Word for word, copy each record that comes after this.
::::::
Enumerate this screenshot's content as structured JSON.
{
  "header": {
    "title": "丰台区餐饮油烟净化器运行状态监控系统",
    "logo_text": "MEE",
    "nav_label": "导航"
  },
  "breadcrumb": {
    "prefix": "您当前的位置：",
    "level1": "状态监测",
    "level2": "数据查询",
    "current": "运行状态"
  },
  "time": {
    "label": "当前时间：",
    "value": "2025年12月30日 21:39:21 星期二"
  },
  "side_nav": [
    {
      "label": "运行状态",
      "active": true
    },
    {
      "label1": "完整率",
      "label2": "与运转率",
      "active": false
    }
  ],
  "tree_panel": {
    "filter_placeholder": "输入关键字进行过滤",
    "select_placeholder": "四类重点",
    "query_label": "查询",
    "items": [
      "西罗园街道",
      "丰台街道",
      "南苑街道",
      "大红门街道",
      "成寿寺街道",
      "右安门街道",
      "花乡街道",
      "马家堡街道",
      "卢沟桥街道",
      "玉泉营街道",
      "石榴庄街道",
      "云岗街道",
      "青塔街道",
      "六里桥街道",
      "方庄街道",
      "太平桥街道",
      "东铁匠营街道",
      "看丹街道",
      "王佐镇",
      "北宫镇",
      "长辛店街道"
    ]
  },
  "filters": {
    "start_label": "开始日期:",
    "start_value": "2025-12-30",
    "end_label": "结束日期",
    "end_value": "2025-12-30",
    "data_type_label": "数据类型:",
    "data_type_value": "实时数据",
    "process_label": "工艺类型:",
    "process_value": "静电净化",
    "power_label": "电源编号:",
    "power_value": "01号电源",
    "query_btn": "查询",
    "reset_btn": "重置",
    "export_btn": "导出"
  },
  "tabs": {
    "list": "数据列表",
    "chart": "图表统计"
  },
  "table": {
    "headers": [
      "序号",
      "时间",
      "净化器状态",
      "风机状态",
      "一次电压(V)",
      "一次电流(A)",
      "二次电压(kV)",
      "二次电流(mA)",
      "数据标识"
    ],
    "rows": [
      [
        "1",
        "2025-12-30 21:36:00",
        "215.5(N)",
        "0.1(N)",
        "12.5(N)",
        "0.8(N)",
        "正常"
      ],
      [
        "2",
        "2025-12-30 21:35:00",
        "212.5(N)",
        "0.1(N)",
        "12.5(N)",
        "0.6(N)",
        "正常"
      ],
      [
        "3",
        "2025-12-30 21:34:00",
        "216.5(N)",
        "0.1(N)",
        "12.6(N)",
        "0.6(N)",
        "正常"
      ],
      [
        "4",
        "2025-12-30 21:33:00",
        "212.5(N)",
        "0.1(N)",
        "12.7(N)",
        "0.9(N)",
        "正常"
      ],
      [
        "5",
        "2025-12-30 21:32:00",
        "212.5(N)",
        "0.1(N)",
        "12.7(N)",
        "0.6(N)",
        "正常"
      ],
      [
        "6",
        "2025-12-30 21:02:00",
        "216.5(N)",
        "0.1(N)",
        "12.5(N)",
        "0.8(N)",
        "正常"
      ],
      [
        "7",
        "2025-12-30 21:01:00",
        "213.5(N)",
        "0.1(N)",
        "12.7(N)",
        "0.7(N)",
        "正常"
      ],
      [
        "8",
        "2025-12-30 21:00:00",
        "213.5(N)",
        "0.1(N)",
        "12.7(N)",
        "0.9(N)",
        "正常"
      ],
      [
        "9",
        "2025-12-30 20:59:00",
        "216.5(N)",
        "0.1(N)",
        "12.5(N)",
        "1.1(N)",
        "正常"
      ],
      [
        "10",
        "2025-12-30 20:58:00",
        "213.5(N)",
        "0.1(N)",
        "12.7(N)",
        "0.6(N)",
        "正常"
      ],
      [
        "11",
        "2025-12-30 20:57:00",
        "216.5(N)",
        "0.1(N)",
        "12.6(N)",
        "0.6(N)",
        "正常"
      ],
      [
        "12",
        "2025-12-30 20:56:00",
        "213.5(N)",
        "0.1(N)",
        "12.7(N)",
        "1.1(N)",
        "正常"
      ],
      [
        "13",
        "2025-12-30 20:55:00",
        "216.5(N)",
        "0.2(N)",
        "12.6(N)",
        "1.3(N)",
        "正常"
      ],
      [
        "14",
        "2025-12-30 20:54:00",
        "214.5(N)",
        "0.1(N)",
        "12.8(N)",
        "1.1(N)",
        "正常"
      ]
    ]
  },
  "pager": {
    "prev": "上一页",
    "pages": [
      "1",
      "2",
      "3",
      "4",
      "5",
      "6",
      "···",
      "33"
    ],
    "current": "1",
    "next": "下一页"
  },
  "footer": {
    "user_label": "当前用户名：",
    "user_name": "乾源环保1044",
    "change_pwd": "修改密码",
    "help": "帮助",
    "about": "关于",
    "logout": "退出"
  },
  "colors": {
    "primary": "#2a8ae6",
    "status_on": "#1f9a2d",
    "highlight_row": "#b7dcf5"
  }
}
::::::
WORKED SOLUTION -
Enumerate this screenshot's content as structured JSON.
{
  "header": {
    "title": "丰台区餐饮油烟净化器运行状态监控系统",
    "logo_text": "MEE",
    "nav_label": "导航"
  },
  "breadcrumb": {
    "prefix": "您当前的位置：",
    "level1": "状态监测",
    "level2": "数据查询",
    "current": "运行状态"
  },
  "time": {
    "label": "当前时间：",
    "value": "2025年12月30日 21:39:21 星期二"
  },
  "side_nav": [
    {
      "label": "运行状态",
      "active": true
    },
    {
      "label1": "完整率",
      "label2": "与运转率",
      "active": false
    }
  ],
  "tree_panel": {
    "filter_placeholder": "输入关键字进行过滤",
    "select_placeholder": "四类重点",
    "query_label": "查询",
    "items": [
      "西罗园街道",
      "丰台街道",
      "南苑街道",
      "大红门街道",
      "成寿寺街道",
      "右安门街道",
      "花乡街道",
      "马家堡街道",
      "卢沟桥街道",
      "玉泉营街道",
      "石榴庄街道",
      "云岗街道",
      "青塔街道",
      "六里桥街道",
      "方庄街道",
      "太平桥街道",
      "东铁匠营街道",
      "看丹街道",
      "王佐镇",
      "北宫镇",
      "长辛店街道"
    ]
  },
  "filters": {
    "start_label": "开始日期:",
    "start_value": "2025-12-30",
    "end_label": "结束日期",
    "end_value": "2025-12-30",
    "data_type_label": "数据类型:",
    "data_type_value": "实时数据",
    "process_label": "工艺类型:",
    "process_value": "静电净化",
    "power_label": "电源编号:",
    "power_value": "01号电源",
    "query_btn": "查询",
    "reset_btn": "重置",
    "export_btn": "导出"
  },
  "tabs": {
    "list": "数据列表",
    "chart": "图表统计"
  },
  "table": {
    "headers": [
      "序号",
      "时间",
      "净化器状态",
      "风机状态",
      "一次电压(V)",
      "一次电流(A)",
      "二次电压(kV)",
      "二次电流(mA)",
      "数据标识"
    ],
    "rows": [
      [
        "1",
        "2025-12-30 21:36:00",
        "215.5(N)",
        "0.1(N)",
        "12.5(N)",
        "0.8(N)",
        "正常"
      ],
      [
        "2",
        "2025-12-30 21:35:00",
        "212.5(N)",
        "0.1(N)",
        "12.5(N)",
        "0.6(N)",
        "正常"
      ],
      [
        "3",
        "2025-12-30 21:34:00",
        "216.5(N)",
        "0.1(N)",
        "12.6(N)",
        "0.6(N)",
        "正常"
      ],
      [
        "4",
        "2025-12-30 21:33:00",
        "212.5(N)",
        "0.1(N)",
        "12.7(N)",
        "0.9(N)",
        "正常"
      ],
      [
        "5",
        "2025-12-30 21:32:00",
        "212.5(N)",
        "0.1(N)",
        "12.7(N)",
        "0.6(N)",
        "正常"
      ],
      [
        "6",
        "2025-12-30 21:02:00",
        "216.5(N)",
        "0.1(N)",
        "12.5(N)",
        "0.8(N)",
        "正常"
      ],
      [
        "7",
        "2025-12-30 21:01:00",
        "213.5(N)",
        "0.1(N)",
        "12.7(N)",
        "0.7(N)",
        "正常"
      ],
      [
        "8",
        "2025-12-30 21:00:00",
        "213.5(N)",
        "0.1(N)",
        "12.7(N)",
        "0.9(N)",
        "正常"
      ],
      [
        "9",
        "2025-12-30 20:59:00",
        "216.5(N)",
        "0.1(N)",
        "12.5(N)",
        "1.1(N)",
        "正常"
      ],
      [
        "10",
        "2025-12-30 20:58:00",
        "213.5(N)",
        "0.1(N)",
        "12.7(N)",
        "0.6(N)",
        "正常"
      ],
      [
        "11",
        "2025-12-30 20:57:00",
        "216.5(N)",
        "0.1(N)",
        "12.6(N)",
        "0.6(N)",
        "正常"
      ],
      [
        "12",
        "2025-12-30 20:56:00",
        "213.5(N)",
        "0.1(N)",
        "12.7(N)",
        "1.1(N)",
        "正常"
      ],
      [
        "13",
        "2025-12-30 20:55:00",
        "216.5(N)",
        "0.2(N)",
        "12.6(N)",
        "1.3(N)",
        "正常"
      ],
      [
        "14",
        "2025-12-30 20:54:00",
        "214.5(N)",
        "0.1(N)",
        "12.8(N)",
        "1.1(N)",
        "正常"
      ]
    ]
  },
  "pager": {
    "prev": "上一页",
    "pages": [
      "1",
      "2",
      "3",
      "4",
      "5",
      "6",
      "···",
      "33"
    ],
    "current": "1",
    "next": "下一页"
  },
  "footer": {
    "user_label": "当前用户名：",
    "user_name": "乾源环保1044",
    "change_pwd": "修改密码",
    "help": "帮助",
    "about": "关于",
    "logout": "退出"
  },
  "colors": {
    "primary": "#2a8ae6",
    "status_on": "#1f9a2d",
    "highlight_row": "#b7dcf5"
  }
}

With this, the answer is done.